◆ EXERCISE DIRECTIONS
Work through the data below and copy out every line where "icon" is found.
--- START ---
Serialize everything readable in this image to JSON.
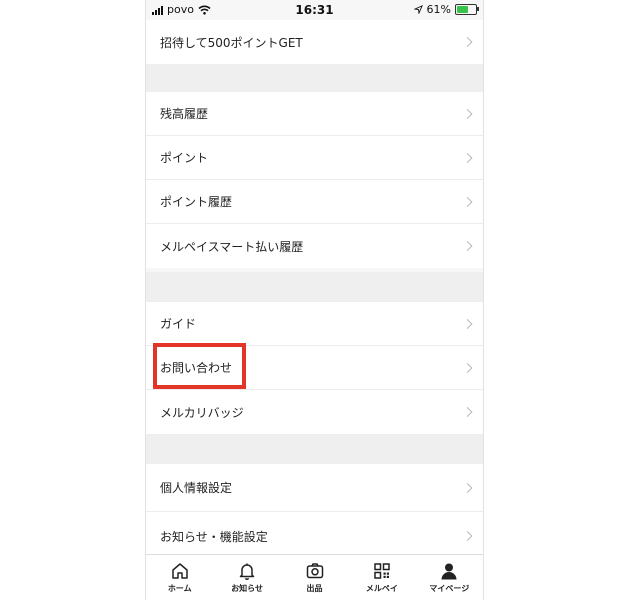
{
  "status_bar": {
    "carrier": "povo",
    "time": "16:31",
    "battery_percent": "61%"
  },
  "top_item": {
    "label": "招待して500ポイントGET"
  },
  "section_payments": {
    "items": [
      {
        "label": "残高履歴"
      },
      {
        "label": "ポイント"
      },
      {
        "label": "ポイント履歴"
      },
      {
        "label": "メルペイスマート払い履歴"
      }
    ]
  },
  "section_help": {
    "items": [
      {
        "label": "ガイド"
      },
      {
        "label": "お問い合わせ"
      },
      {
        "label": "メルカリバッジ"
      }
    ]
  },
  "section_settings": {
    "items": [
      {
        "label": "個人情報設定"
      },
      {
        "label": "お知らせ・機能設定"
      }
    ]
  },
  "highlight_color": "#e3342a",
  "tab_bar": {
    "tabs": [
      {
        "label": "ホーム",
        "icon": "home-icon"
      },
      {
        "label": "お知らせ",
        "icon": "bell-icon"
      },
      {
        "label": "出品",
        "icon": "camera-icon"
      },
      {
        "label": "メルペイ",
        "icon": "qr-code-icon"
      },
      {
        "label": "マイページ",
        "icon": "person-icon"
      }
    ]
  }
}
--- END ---
◆ THE ANSWER
        "icon": "home-icon"
        "icon": "bell-icon"
        "icon": "camera-icon"
        "icon": "qr-code-icon"
        "icon": "person-icon"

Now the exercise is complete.